April 15, 2020 Press Release

For Immediate Release: April 15, 2020

Press Contact: Robyn Shapiro,

Economic Liberties Explains How the CARES Act Empowers Wall Street & Big Business

Releases New Policy Quick Take on the Latest Bailouts

Washington, D.C. – As small businesses struggle to access emergency funding and working people continue to wait for desperately-needed assistance, the American Economic Liberties Project today released What You Need to Know About the CARES Act Bailouts,” a new policy quick take on corporate power that explains how the CARES Act supercharges big corporations’ and Wall Street’s ability to direct more and more wealth and power to themselves, at the expense of consumers, working people, independent businesses, and communities.

The first in a forthcoming series, Economic Liberties’ “What You Need to Know About the CARES Act Bailouts” answers questions about the bailout provisions of the CARES Act as carried out by the Federal Reserve, and provides guidance to inform future policy advocacy and strategy intended to limit further concentrations of corporate and financial power.

“The CARES Act should have done far more to help workers and small businesses. Instead, the vast majority of its support will be used to bail out large corporations and high-risk investors with few, if any, meaningful strings attached,” said Economic Liberties Executive Director Sarah Miller. “The Act’s $4 trillion of credit for big business and Wall Street is equivalent to a $13,000 loan to every single man, woman, and child in America. That represents a massive, enduring transfer of power and progressives need to be clear-eyed about the economic and social implications for workers, small businesses, communities, and society over the longer term.”

Read “What You Need to Know About the CARES Act Bailouts” here.

Learn more about Economic Liberties here.

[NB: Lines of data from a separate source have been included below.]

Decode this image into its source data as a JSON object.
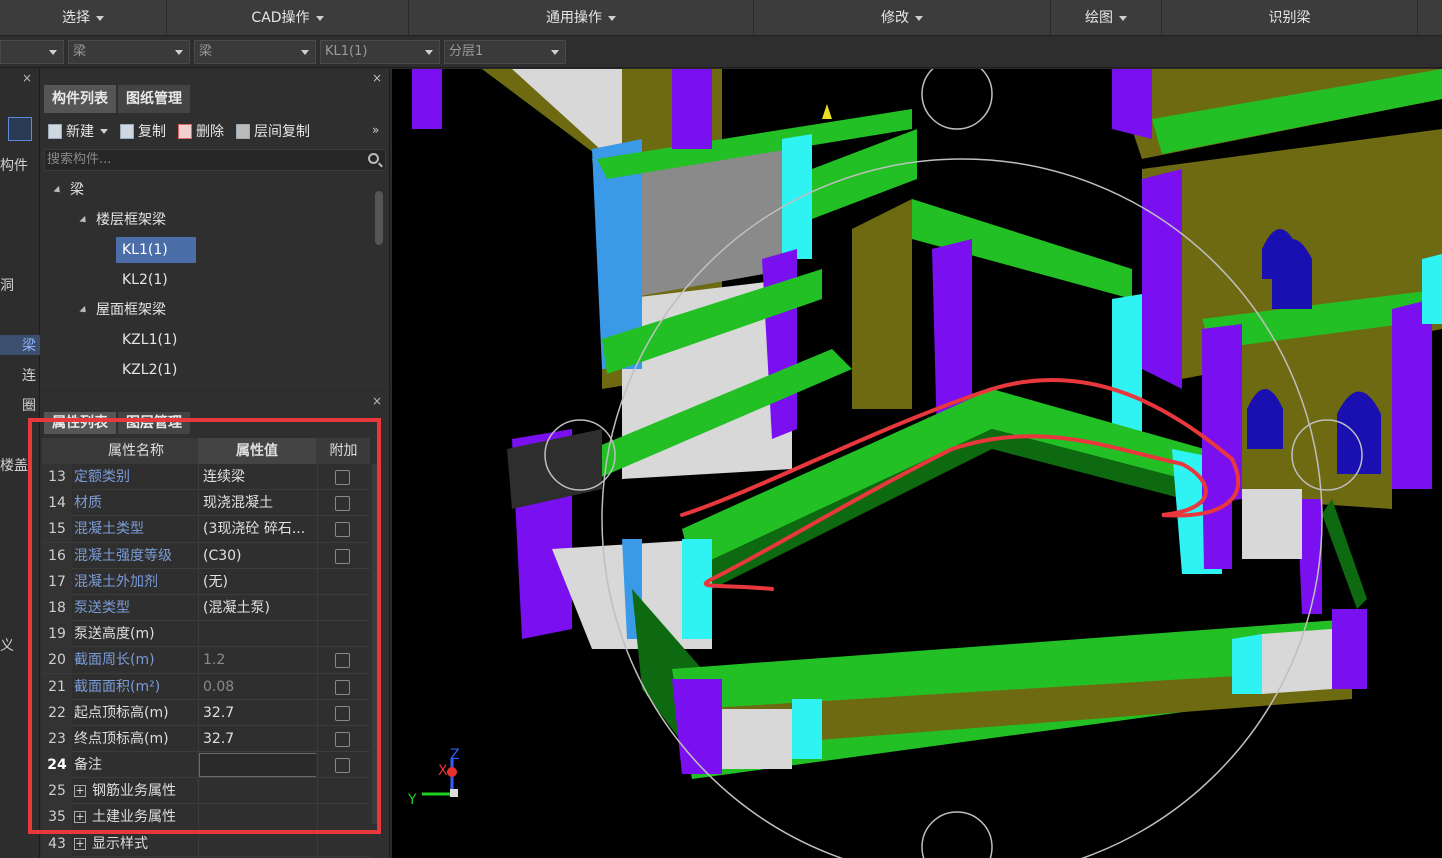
{
  "menubar": {
    "items": [
      "选择",
      "CAD操作",
      "通用操作",
      "修改",
      "绘图",
      "识别梁"
    ]
  },
  "selectors": {
    "floor": "",
    "type": "梁",
    "subtype": "梁",
    "component": "KL1(1)",
    "layer": "分层1"
  },
  "left_strip": {
    "labels": [
      "构件",
      "洞",
      "梁",
      "连",
      "圈",
      "楼盖",
      "义"
    ]
  },
  "comp_panel": {
    "tabs": [
      "构件列表",
      "图纸管理"
    ],
    "actions": [
      "新建",
      "复制",
      "删除",
      "层间复制"
    ],
    "search_placeholder": "搜索构件...",
    "tree": {
      "root": "梁",
      "group1": "楼层框架梁",
      "group1_items": [
        "KL1(1)",
        "KL2(1)"
      ],
      "group2": "屋面框架梁",
      "group2_items": [
        "KZL1(1)",
        "KZL2(1)"
      ]
    }
  },
  "prop_panel": {
    "tabs": [
      "属性列表",
      "图层管理"
    ],
    "headers": {
      "name": "属性名称",
      "value": "属性值",
      "extra": "附加"
    },
    "rows": [
      {
        "num": "13",
        "name": "定额类别",
        "value": "连续梁",
        "linked": true,
        "check": true
      },
      {
        "num": "14",
        "name": "材质",
        "value": "现浇混凝土",
        "linked": true,
        "check": true
      },
      {
        "num": "15",
        "name": "混凝土类型",
        "value": "(3现浇砼 碎石...",
        "linked": true,
        "check": true
      },
      {
        "num": "16",
        "name": "混凝土强度等级",
        "value": "(C30)",
        "linked": true,
        "check": true
      },
      {
        "num": "17",
        "name": "混凝土外加剂",
        "value": "(无)",
        "linked": true,
        "check": false
      },
      {
        "num": "18",
        "name": "泵送类型",
        "value": "(混凝土泵)",
        "linked": true,
        "check": false
      },
      {
        "num": "19",
        "name": "泵送高度(m)",
        "value": "",
        "linked": false,
        "check": false
      },
      {
        "num": "20",
        "name": "截面周长(m)",
        "value": "1.2",
        "linked": true,
        "check": true,
        "gray": true
      },
      {
        "num": "21",
        "name": "截面面积(m²)",
        "value": "0.08",
        "linked": true,
        "check": true,
        "gray": true
      },
      {
        "num": "22",
        "name": "起点顶标高(m)",
        "value": "32.7",
        "linked": false,
        "check": true
      },
      {
        "num": "23",
        "name": "终点顶标高(m)",
        "value": "32.7",
        "linked": false,
        "check": true
      },
      {
        "num": "24",
        "name": "备注",
        "value": "",
        "linked": false,
        "check": true,
        "input": true
      },
      {
        "num": "25",
        "name": "钢筋业务属性",
        "value": "",
        "linked": false,
        "check": false,
        "expand": true
      },
      {
        "num": "35",
        "name": "土建业务属性",
        "value": "",
        "linked": false,
        "check": false,
        "expand": true
      },
      {
        "num": "43",
        "name": "显示样式",
        "value": "",
        "linked": false,
        "check": false,
        "expand": true
      }
    ]
  },
  "viewport": {
    "axis_labels": {
      "x": "X",
      "y": "Y",
      "z": "Z"
    }
  },
  "colors": {
    "beam_green": "#22c025",
    "wall_olive": "#6e6a12",
    "column_purple": "#7a0ff0",
    "cyan": "#2ff2f2",
    "highlight_red": "#e8383d",
    "selected_row": "#4c6ea8"
  }
}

Economic Liberties works to ensure America’s system of commerce is structured to advance, rather than undermine, economic liberty, fair commerce, and a secure, inclusive democracy. AELP believes true economic liberty means entrepreneurs and businesses large and small succeed on the merits of their ideas and hard work; commerce empowers consumers, workers, farmers, and engineers instead of subjecting them to discrimination and abuse from financiers and monopolists; foreign trade arrangements support domestic security and democracy; and wealth is broadly distributed to support equitable political power.